§ **ABOUT THIS EXERCISE**: Below are entries; work out how many of their lines include the string "butterfly", and reply with the number only.

§ **ENTRIES SUPPLIED**:
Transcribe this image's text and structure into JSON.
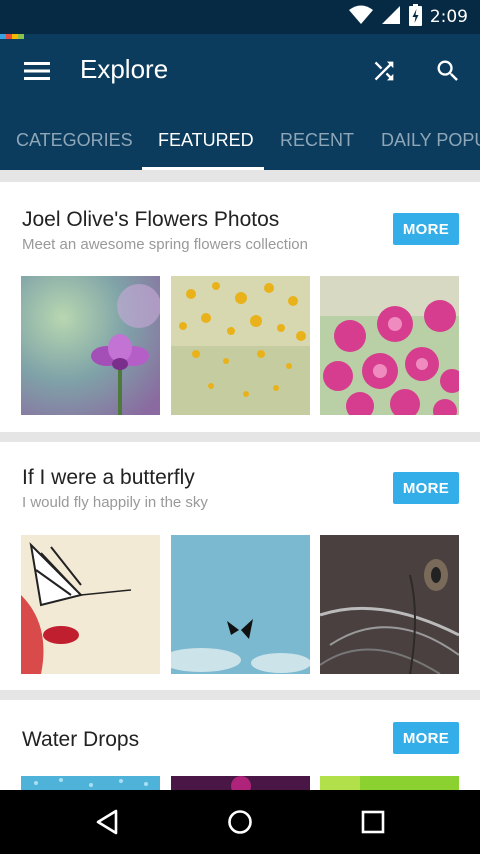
{
  "status_bar": {
    "time": "2:09",
    "battery_icon": "battery-charging-icon",
    "signal_icon": "cell-signal-icon",
    "wifi_icon": "wifi-icon"
  },
  "colors": {
    "status_bar_bg": "#072a44",
    "app_bar_bg": "#0b3c5d",
    "accent": "#33aee8",
    "tab_inactive": "#8fa6b8",
    "page_bg": "#e5e5e5"
  },
  "app_bar": {
    "title": "Explore",
    "menu_icon": "hamburger-menu-icon",
    "shuffle_icon": "shuffle-icon",
    "search_icon": "search-icon"
  },
  "tabs": [
    {
      "label": "CATEGORIES",
      "active": false
    },
    {
      "label": "FEATURED",
      "active": true
    },
    {
      "label": "RECENT",
      "active": false
    },
    {
      "label": "DAILY POPU",
      "active": false
    }
  ],
  "collections": [
    {
      "title": "Joel Olive's Flowers Photos",
      "subtitle": "Meet an awesome spring flowers collection",
      "more_label": "MORE",
      "photos": [
        "purple-flower-photo",
        "yellow-flowers-photo",
        "pink-flowers-photo"
      ]
    },
    {
      "title": "If I were a butterfly",
      "subtitle": "I would fly happily in the sky",
      "more_label": "MORE",
      "photos": [
        "butterfly-lips-photo",
        "butterfly-sky-photo",
        "butterfly-grass-photo"
      ]
    },
    {
      "title": "Water Drops",
      "subtitle": "",
      "more_label": "MORE",
      "photos": [
        "water-drops-blue-photo",
        "water-drops-purple-photo",
        "water-drops-green-photo"
      ]
    }
  ],
  "nav_bar": {
    "back_icon": "back-icon",
    "home_icon": "home-icon",
    "recents_icon": "recents-icon"
  }
}
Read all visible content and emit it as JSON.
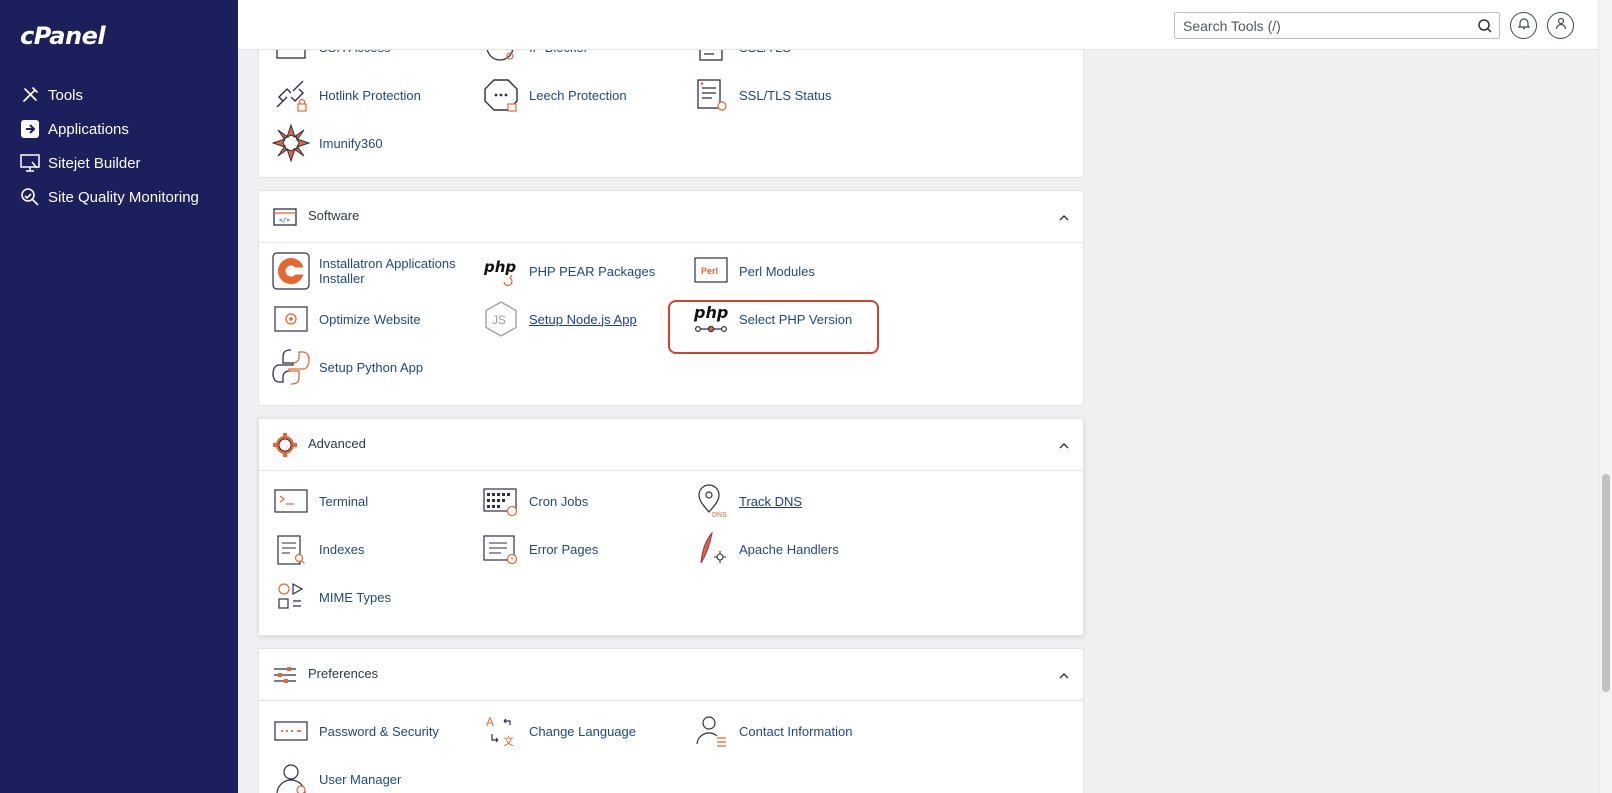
{
  "sidebar": {
    "logo": "cPanel",
    "items": [
      {
        "label": "Tools",
        "icon": "tools-icon"
      },
      {
        "label": "Applications",
        "icon": "applications-icon"
      },
      {
        "label": "Sitejet Builder",
        "icon": "sitejet-icon"
      },
      {
        "label": "Site Quality Monitoring",
        "icon": "site-quality-icon"
      }
    ]
  },
  "header": {
    "search_placeholder": "Search Tools (/)",
    "search_icon": "search-icon",
    "notifications_icon": "bell-icon",
    "user_icon": "user-icon"
  },
  "security": {
    "partial_row": [
      "SSH Access",
      "IP Blocker",
      "SSL/TLS"
    ],
    "tools": [
      "Hotlink Protection",
      "Leech Protection",
      "SSL/TLS Status",
      "Imunify360"
    ]
  },
  "software": {
    "title": "Software",
    "tools": [
      "Installatron Applications Installer",
      "PHP PEAR Packages",
      "Perl Modules",
      "Optimize Website",
      "Setup Node.js App",
      "Select PHP Version",
      "Setup Python App"
    ]
  },
  "advanced": {
    "title": "Advanced",
    "tools": [
      "Terminal",
      "Cron Jobs",
      "Track DNS",
      "Indexes",
      "Error Pages",
      "Apache Handlers",
      "MIME Types"
    ]
  },
  "preferences": {
    "title": "Preferences",
    "tools": [
      "Password & Security",
      "Change Language",
      "Contact Information",
      "User Manager"
    ]
  },
  "colors": {
    "sidebar_bg": "#1b1f5c",
    "accent_orange": "#e8652f",
    "highlight_red": "#d2432e",
    "link_blue": "#1f4a7c"
  }
}
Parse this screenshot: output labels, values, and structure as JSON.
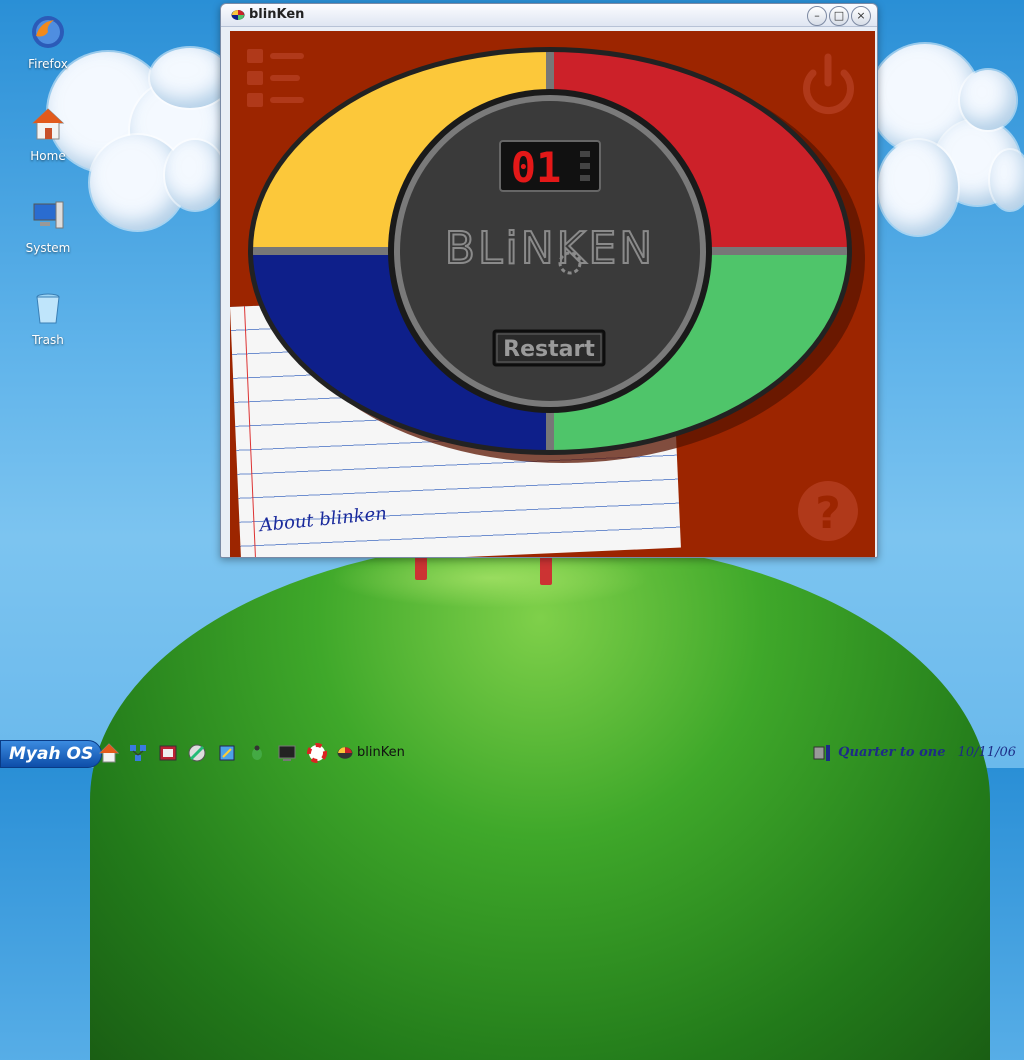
{
  "desktop": {
    "icons": [
      {
        "label": "Firefox",
        "icon": "firefox-icon"
      },
      {
        "label": "Home",
        "icon": "home-icon"
      },
      {
        "label": "System",
        "icon": "system-icon"
      },
      {
        "label": "Trash",
        "icon": "trash-icon"
      }
    ]
  },
  "window": {
    "title": "blinKen",
    "buttons": {
      "minimize": "–",
      "maximize": "□",
      "close": "×"
    }
  },
  "game": {
    "counter": "01",
    "logo": "BLiNKEN",
    "restart_label": "Restart",
    "about_label": "About blinken",
    "colors": {
      "yellow": "#fcc83a",
      "red": "#cc2129",
      "blue": "#0e1f8a",
      "green": "#4fc56a",
      "center": "#3a3a3a",
      "background": "#9c2500"
    }
  },
  "taskbar": {
    "start_label": "Myah OS",
    "task_label": "blinKen",
    "clock_text": "Quarter to one",
    "date": "10/11/06"
  }
}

§ **SOLUTION TO THIS EXERCISE**: 4